WHAT THE EXERCISE ASKS » In the data that follows, count every line holding the string "Architecture" and give the count alone.
—————
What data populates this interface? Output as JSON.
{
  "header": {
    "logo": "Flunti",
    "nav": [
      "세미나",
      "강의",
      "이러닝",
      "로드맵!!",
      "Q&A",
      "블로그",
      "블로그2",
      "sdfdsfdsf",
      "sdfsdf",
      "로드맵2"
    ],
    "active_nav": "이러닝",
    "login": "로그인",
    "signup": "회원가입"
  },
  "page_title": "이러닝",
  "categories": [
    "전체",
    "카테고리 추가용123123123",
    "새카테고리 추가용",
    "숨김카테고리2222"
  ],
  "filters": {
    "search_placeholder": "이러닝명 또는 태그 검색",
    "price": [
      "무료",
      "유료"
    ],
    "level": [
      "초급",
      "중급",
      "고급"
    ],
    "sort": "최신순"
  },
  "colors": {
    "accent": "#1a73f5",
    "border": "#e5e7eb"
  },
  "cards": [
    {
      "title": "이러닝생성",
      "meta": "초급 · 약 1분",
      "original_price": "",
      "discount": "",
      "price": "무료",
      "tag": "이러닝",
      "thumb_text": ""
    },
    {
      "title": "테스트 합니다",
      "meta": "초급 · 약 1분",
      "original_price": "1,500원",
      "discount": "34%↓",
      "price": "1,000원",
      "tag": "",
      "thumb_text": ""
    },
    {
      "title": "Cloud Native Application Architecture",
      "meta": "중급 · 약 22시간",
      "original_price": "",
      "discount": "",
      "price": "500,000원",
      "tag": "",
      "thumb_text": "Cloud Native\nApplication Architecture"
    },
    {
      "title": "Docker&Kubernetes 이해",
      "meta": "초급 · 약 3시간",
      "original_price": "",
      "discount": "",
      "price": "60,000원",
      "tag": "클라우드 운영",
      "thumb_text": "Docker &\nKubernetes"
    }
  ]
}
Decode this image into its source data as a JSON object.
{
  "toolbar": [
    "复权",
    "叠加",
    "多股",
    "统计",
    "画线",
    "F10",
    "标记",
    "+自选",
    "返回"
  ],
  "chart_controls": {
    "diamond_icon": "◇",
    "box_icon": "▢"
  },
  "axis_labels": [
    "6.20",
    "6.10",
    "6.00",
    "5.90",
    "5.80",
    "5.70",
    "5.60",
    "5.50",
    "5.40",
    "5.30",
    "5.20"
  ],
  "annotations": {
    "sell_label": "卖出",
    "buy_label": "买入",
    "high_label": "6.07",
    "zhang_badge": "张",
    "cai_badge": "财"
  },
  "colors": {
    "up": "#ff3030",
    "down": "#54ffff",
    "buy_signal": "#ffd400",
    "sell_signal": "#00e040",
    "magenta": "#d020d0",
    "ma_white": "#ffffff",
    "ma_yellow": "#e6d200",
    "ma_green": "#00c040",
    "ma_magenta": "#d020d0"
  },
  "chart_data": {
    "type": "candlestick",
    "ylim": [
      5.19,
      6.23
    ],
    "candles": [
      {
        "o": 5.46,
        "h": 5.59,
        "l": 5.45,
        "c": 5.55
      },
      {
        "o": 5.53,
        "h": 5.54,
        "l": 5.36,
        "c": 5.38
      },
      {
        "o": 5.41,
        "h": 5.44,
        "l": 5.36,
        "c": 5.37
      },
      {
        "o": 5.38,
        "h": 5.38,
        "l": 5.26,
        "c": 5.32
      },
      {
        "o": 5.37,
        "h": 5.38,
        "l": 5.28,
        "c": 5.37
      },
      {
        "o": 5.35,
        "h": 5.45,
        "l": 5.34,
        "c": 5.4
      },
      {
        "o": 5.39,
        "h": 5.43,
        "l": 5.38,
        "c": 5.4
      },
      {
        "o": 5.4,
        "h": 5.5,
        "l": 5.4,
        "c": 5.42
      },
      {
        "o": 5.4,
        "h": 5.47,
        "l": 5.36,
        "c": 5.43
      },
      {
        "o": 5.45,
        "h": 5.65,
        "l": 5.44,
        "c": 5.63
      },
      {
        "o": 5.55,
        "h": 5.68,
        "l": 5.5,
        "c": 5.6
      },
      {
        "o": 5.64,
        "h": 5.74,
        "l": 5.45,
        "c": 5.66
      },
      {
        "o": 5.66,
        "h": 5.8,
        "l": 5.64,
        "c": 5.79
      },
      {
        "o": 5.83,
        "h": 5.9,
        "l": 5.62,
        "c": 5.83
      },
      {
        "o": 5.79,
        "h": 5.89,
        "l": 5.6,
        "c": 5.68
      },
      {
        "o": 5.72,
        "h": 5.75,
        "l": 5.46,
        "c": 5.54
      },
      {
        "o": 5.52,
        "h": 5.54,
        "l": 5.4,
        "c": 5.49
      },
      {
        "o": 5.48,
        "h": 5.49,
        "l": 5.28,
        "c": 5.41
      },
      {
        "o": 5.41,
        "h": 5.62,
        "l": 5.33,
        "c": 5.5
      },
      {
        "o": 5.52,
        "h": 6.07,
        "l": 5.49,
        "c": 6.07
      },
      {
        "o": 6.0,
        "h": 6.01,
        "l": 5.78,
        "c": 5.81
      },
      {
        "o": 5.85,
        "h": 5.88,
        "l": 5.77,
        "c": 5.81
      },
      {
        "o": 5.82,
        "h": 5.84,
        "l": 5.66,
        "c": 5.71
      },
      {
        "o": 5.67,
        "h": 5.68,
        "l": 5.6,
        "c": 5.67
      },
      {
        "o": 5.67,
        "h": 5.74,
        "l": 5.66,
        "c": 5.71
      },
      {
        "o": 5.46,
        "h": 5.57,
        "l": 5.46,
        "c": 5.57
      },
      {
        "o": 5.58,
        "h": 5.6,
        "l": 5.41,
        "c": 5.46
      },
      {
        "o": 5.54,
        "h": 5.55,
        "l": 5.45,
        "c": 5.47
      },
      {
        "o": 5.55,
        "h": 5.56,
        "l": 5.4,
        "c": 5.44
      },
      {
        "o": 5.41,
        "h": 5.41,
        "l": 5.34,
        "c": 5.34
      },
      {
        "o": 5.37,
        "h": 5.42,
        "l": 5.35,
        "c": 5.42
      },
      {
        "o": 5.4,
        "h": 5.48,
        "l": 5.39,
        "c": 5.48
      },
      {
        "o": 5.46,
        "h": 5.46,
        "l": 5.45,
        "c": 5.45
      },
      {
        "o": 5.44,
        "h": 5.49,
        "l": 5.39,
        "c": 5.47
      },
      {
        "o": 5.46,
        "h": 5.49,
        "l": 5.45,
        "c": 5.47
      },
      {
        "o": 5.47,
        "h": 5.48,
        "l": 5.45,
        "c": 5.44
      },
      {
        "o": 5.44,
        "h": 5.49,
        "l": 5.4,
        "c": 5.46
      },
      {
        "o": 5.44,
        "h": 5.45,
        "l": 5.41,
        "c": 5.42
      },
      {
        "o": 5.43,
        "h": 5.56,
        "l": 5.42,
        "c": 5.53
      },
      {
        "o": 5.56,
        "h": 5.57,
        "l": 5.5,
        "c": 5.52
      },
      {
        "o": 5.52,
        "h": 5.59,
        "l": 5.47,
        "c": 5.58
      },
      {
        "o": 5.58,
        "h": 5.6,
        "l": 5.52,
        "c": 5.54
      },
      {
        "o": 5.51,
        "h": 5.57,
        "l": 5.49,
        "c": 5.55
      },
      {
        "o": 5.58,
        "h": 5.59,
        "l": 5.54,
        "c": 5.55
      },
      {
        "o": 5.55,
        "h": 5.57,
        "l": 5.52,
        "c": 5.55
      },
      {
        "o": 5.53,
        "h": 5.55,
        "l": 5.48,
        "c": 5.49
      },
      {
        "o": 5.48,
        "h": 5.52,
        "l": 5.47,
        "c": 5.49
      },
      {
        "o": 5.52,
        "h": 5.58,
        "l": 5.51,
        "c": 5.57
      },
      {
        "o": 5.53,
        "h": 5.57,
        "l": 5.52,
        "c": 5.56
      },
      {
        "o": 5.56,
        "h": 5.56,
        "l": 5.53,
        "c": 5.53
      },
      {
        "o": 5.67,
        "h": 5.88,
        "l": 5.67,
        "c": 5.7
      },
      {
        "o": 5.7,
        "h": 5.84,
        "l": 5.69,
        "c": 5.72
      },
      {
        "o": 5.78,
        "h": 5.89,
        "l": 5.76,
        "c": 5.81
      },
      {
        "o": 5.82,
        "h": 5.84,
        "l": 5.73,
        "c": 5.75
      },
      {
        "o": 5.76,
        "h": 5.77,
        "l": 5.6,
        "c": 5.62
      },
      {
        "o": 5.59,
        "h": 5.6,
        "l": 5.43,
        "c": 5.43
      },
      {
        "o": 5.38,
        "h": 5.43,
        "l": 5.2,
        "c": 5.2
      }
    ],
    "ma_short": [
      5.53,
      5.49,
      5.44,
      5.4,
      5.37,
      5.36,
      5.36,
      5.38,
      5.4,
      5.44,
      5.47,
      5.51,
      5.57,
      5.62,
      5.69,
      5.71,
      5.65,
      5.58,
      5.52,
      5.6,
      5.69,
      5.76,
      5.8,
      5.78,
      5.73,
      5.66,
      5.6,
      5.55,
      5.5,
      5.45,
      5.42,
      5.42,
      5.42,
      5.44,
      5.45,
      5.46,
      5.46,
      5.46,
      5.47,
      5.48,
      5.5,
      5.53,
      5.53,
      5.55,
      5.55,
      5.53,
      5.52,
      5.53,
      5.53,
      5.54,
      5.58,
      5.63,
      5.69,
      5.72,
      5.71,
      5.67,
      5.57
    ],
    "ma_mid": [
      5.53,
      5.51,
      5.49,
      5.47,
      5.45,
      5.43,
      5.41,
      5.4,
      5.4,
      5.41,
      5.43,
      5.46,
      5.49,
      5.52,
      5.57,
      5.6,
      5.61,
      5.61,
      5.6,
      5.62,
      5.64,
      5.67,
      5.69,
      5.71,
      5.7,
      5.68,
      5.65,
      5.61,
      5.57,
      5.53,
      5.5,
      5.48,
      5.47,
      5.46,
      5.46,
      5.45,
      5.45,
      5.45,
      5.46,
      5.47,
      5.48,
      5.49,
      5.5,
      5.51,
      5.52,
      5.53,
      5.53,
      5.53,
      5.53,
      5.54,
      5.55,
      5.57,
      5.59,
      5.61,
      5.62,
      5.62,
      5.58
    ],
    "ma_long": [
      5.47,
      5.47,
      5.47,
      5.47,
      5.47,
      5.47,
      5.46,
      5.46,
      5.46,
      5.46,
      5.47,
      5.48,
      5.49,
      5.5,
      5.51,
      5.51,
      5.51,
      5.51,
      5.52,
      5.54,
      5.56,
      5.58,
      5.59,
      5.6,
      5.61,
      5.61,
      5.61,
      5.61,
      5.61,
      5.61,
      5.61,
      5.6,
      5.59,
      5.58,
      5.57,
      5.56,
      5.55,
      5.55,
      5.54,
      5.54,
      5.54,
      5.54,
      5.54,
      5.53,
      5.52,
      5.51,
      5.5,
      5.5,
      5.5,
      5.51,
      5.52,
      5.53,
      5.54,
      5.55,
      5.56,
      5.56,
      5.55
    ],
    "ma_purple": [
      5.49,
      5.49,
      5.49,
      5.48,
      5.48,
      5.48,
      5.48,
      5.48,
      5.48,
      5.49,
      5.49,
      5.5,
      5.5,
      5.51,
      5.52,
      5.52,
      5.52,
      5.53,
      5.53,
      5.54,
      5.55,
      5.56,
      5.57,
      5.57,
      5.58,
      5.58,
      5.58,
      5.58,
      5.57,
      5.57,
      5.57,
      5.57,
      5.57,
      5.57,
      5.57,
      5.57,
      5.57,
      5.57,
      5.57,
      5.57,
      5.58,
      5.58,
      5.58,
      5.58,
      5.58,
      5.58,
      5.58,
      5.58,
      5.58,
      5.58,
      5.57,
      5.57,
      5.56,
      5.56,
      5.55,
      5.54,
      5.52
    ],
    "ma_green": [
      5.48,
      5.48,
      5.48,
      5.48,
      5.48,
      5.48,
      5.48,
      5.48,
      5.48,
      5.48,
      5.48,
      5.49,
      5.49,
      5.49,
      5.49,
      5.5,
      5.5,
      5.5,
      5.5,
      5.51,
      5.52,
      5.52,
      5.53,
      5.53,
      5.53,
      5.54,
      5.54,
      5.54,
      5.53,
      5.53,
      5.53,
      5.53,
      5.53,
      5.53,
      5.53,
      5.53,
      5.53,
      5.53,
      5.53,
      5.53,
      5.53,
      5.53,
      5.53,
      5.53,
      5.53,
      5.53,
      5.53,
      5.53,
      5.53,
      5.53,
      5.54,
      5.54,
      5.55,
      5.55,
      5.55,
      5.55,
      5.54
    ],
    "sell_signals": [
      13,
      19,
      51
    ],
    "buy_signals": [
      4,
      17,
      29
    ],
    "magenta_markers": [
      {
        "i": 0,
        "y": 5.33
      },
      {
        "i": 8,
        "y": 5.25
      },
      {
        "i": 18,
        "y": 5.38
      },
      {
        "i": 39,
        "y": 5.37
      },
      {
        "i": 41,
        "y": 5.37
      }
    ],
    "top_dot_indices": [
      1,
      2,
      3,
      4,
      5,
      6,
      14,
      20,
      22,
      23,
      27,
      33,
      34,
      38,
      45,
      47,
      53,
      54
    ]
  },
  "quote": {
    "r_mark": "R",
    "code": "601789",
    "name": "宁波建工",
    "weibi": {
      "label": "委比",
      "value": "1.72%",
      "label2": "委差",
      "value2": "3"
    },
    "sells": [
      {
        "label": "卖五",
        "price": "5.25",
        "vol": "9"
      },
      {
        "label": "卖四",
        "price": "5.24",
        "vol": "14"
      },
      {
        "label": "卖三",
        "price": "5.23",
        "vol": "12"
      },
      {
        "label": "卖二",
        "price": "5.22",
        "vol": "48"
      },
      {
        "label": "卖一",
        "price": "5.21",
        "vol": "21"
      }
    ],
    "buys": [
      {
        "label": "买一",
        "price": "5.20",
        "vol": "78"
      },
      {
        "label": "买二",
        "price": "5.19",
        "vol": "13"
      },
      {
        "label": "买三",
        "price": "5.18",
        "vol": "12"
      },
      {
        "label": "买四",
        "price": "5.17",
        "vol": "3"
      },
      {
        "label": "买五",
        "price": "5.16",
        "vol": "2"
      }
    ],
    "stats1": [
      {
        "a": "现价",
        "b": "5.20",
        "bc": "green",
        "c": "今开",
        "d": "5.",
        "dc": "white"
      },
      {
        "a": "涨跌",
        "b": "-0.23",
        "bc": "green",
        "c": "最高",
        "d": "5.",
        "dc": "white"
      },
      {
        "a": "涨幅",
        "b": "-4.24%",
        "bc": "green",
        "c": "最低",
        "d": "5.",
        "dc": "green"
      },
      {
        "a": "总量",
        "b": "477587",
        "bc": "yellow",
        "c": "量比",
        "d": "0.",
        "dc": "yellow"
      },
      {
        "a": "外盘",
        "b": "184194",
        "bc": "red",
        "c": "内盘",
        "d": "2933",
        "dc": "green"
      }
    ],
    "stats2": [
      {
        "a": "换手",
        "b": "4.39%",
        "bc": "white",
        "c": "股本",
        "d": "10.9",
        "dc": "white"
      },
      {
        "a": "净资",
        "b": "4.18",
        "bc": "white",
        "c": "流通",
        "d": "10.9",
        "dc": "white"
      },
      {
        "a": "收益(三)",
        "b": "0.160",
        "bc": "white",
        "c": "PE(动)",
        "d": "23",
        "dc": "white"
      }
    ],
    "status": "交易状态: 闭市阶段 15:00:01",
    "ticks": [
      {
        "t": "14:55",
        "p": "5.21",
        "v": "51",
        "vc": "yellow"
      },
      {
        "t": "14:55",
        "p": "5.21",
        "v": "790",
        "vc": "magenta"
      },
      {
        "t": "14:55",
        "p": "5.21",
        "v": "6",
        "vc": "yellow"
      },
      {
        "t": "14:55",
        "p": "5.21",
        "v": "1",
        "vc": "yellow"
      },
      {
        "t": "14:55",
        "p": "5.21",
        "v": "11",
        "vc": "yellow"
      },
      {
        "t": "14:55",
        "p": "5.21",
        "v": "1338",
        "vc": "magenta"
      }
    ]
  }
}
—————
YOUR RESPONSE » 2